DESCRIPTION OF THE TASK.
Collect all lines below with the string "this".
____
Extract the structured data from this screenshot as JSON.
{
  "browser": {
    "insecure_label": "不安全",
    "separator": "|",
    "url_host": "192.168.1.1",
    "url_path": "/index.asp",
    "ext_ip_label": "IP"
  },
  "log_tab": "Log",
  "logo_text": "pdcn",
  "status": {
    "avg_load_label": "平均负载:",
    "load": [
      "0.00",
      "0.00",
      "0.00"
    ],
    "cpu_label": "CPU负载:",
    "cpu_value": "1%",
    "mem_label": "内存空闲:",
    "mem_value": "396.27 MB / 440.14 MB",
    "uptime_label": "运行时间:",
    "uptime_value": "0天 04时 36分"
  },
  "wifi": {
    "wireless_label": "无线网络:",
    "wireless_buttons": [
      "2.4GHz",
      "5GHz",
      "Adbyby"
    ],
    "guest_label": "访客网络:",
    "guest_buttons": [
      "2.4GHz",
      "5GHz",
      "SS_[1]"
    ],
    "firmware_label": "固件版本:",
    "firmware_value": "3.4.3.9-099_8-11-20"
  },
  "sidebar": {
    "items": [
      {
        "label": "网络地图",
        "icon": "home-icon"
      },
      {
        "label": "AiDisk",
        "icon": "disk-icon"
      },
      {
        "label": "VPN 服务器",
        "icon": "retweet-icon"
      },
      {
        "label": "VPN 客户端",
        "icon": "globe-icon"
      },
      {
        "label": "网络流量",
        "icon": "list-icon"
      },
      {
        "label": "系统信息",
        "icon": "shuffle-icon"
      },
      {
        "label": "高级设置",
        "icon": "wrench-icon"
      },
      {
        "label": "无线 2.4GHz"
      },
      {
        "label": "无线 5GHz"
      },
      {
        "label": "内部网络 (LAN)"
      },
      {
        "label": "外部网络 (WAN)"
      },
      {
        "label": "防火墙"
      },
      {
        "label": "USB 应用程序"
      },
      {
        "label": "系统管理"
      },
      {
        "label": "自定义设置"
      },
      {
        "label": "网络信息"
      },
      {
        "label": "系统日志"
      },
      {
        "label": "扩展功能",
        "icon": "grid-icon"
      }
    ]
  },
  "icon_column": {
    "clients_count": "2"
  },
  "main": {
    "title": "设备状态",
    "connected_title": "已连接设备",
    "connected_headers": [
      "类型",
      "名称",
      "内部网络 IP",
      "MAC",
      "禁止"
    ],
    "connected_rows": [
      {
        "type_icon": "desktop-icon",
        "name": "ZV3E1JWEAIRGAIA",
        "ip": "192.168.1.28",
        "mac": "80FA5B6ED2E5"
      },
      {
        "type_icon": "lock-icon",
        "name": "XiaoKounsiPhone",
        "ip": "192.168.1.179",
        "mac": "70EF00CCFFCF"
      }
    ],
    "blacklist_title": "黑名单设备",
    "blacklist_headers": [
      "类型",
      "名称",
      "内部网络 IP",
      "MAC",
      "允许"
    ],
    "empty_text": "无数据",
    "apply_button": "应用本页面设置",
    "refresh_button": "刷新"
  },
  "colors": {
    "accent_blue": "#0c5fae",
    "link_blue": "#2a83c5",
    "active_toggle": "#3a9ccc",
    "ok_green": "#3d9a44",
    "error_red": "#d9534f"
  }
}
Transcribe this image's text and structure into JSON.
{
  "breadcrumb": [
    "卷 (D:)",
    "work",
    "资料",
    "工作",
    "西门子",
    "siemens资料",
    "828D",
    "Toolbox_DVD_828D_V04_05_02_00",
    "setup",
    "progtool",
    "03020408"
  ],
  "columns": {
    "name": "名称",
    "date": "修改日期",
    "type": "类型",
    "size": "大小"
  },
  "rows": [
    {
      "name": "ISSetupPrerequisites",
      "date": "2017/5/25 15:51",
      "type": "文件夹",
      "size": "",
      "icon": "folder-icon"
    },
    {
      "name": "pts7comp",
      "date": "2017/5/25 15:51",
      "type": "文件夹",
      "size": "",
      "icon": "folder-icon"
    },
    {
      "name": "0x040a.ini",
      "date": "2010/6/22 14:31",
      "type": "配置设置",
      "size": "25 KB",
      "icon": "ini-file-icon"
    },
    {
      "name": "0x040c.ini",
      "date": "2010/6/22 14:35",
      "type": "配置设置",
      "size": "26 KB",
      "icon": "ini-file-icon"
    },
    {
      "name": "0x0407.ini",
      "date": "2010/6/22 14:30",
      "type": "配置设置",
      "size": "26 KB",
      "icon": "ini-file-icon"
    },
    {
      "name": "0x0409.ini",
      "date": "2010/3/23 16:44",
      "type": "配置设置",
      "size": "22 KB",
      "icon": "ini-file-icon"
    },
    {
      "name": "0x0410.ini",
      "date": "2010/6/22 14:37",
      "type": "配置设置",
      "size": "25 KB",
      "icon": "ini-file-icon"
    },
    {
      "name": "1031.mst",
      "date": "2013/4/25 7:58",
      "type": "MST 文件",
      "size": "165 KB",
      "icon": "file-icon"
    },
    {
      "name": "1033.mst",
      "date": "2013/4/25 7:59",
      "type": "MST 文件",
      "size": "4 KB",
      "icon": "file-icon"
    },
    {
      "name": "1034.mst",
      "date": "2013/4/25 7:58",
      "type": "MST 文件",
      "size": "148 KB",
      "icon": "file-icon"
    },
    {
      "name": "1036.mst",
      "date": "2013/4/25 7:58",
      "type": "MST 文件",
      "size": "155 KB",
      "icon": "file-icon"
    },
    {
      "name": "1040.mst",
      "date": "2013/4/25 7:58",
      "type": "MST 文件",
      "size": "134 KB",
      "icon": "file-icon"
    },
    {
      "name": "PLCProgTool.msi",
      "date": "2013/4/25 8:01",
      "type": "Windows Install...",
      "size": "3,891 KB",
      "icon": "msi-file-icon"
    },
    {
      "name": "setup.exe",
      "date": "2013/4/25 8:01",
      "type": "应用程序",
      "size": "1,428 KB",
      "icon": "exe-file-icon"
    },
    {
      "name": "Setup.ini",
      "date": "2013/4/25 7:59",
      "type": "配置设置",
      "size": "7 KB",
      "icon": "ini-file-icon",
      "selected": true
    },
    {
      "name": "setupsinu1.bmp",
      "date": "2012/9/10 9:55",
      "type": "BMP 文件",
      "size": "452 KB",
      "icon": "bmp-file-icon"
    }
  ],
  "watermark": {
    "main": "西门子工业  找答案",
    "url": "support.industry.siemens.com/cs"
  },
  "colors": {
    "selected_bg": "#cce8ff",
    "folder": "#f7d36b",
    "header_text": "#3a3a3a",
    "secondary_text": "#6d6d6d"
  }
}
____
TASK OUTPUT.
Extract the structured data from this screenshot as JSON.
Transcribe this image's text and structure into JSON.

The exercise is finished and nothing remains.